METHODS: In all, 440 children with JIA were followed for a median of 8 years in a prospective Nordic population-based cohort study. Data for remission was available for 427 of these children. The presence of psoriasis, psoriasis-like rash, dactylitis, nail pitting, enthesitis, tenosynovitis and heredity was assessed in relation to ILAR classification and remission.

RESULTS: Clinical findings associated with psoriasis developed consecutively during the 8-year period. Six of 14 children with psoriasis were not classified as juvenile psoriatic arthritis according to the ILAR criteria at 8 year follow-up. Dactylitis was more common in children with early onset of JIA. After 8 years we found a cumulative median number of eleven arthritic joints in children with psoriasis or psoriasis-like rash compared with six in the rest of the cohort (p = 0.02). Also, the chance for not being in remission after 8 years increased significantly in patients with psoriasis, psoriasis-like rash or at least two of: 1) first-degree heredity for psoriasis or psoriatic arthritis, 2) dactylitis or 3) nail pitting, compared with the rest of the group (OR 3.32, p = 0.010).

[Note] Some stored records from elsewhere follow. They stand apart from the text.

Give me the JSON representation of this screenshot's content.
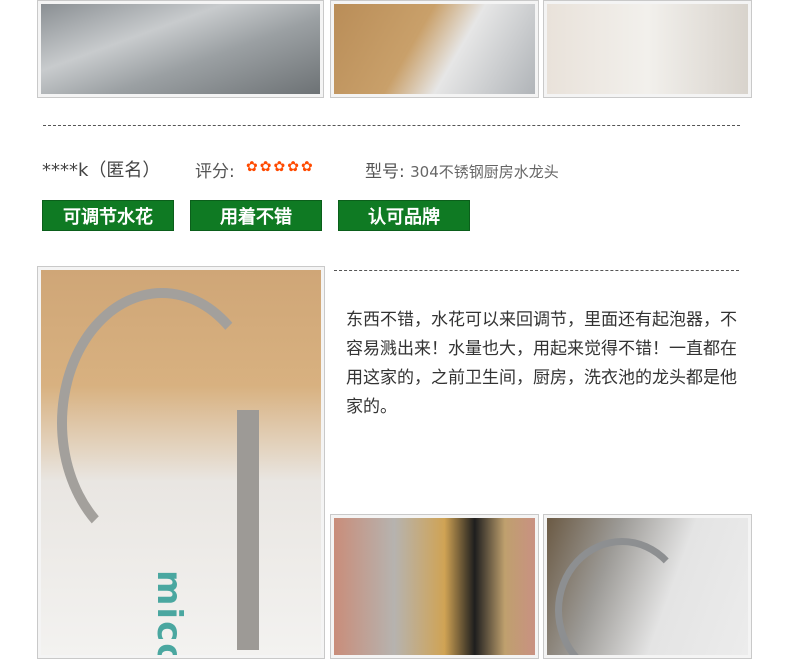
{
  "review": {
    "reviewer": "****k（匿名）",
    "rating_label": "评分:",
    "rating_stars": 5,
    "model_label": "型号:",
    "model_value": "304不锈钢厨房水龙头",
    "tags": [
      "可调节水花",
      "用着不错",
      "认可品牌"
    ],
    "text": "东西不错，水花可以来回调节，里面还有起泡器，不容易溅出来！水量也大，用起来觉得不错！一直都在用这家的，之前卫生间，厨房，洗衣池的龙头都是他家的。",
    "photo_brand_text": "micoe"
  },
  "colors": {
    "tag_bg": "#0f7a23",
    "star": "#ff4a00",
    "text": "#333333"
  }
}
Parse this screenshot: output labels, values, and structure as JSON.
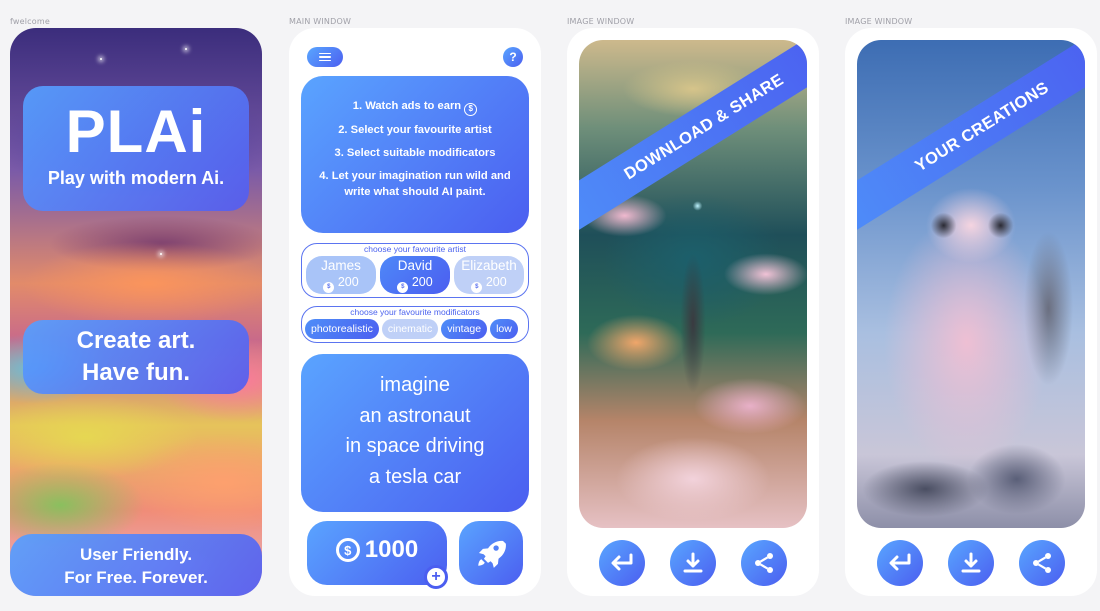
{
  "labels": {
    "welcome": "fwelcome",
    "main": "MAIN WINDOW",
    "image1": "IMAGE WINDOW",
    "image2": "IMAGE WINDOW"
  },
  "welcome": {
    "logo": "PLAi",
    "tagline": "Play with modern Ai.",
    "create_line1": "Create art.",
    "create_line2": "Have fun.",
    "user_line1": "User Friendly.",
    "user_line2": "For Free. Forever."
  },
  "main": {
    "help": "?",
    "instructions": {
      "step1": "1. Watch ads to earn",
      "step2": "2. Select your favourite artist",
      "step3": "3. Select suitable modificators",
      "step4a": "4. Let your imagination run wild and",
      "step4b": "write what should AI paint."
    },
    "artists_title": "choose your favourite artist",
    "artists": [
      {
        "name": "James",
        "price": "200"
      },
      {
        "name": "David",
        "price": "200"
      },
      {
        "name": "Elizabeth",
        "price": "200"
      }
    ],
    "mods_title": "choose your favourite modificators",
    "mods": [
      "photorealistic",
      "cinematic",
      "vintage",
      "low"
    ],
    "prompt": [
      "imagine",
      "an astronaut",
      "in space driving",
      "a tesla car"
    ],
    "balance": "1000",
    "coin_symbol": "$",
    "plus": "+"
  },
  "image1": {
    "ribbon": "DOWNLOAD & SHARE"
  },
  "image2": {
    "ribbon": "YOUR CREATIONS"
  },
  "colors": {
    "accent_start": "#5aa4ff",
    "accent_end": "#4b5ef0"
  }
}
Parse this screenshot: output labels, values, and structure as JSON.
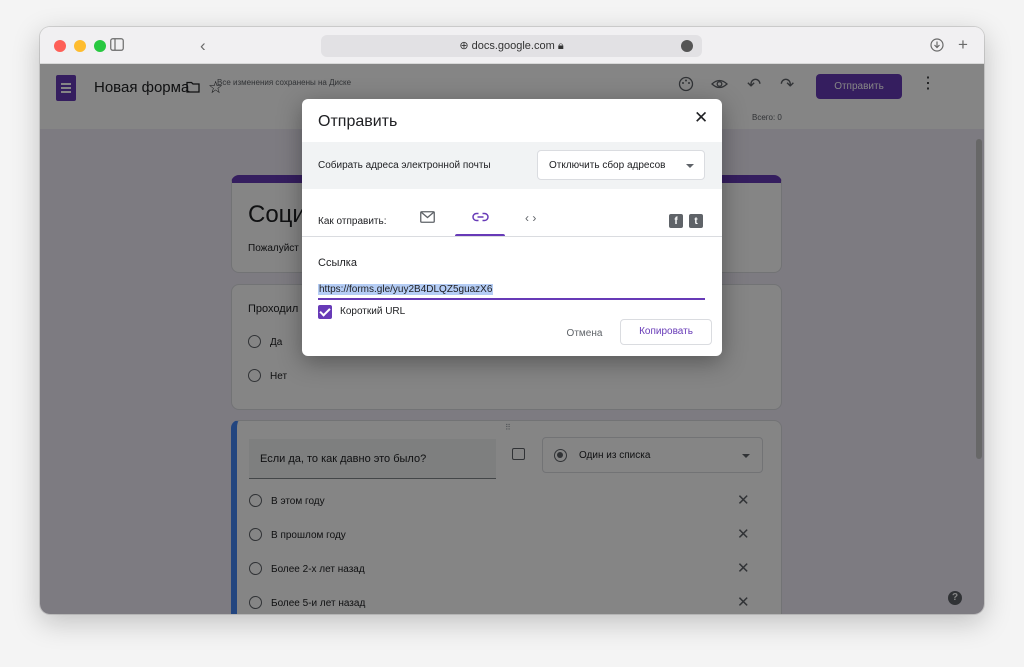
{
  "browser": {
    "address": "docs.google.com"
  },
  "header": {
    "form_title": "Новая форма",
    "save_status": "Все изменения сохранены на Диске",
    "send_label": "Отправить",
    "totals": "Всего: 0"
  },
  "form": {
    "title": "Соци",
    "description": "Пожалуйст",
    "q1": {
      "text": "Проходил",
      "options": [
        "Да",
        "Нет"
      ]
    },
    "q2": {
      "text": "Если да, то как давно это было?",
      "type": "Один из списка",
      "options": [
        "В этом году",
        "В прошлом году",
        "Более 2-х лет назад",
        "Более 5-и лет назад"
      ]
    }
  },
  "dialog": {
    "title": "Отправить",
    "collect_label": "Собирать адреса электронной почты",
    "collect_value": "Отключить сбор адресов",
    "how_label": "Как отправить:",
    "link_label": "Ссылка",
    "link_value": "https://forms.gle/yuy2B4DLQZ5guazX6",
    "short_url_label": "Короткий URL",
    "short_url_checked": true,
    "cancel_label": "Отмена",
    "copy_label": "Копировать"
  },
  "colors": {
    "accent": "#673ab7",
    "page_bg": "#f0ebf8",
    "question_focus": "#4285f4"
  }
}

CONCLUSIONS: Our results indicate a more severe disease over time in psoriasis-associated JIA, as features of psoriasis develop during the disease course. This group is a major challenge to encompass in a future JIA classification in order to facilitate early tailored treatment.

TidsskriftPediatric Rheumatology
Udgave nummer1
Sider (fra-til)13
StatusUdgivet - 22 feb. 2017

ID: 52170760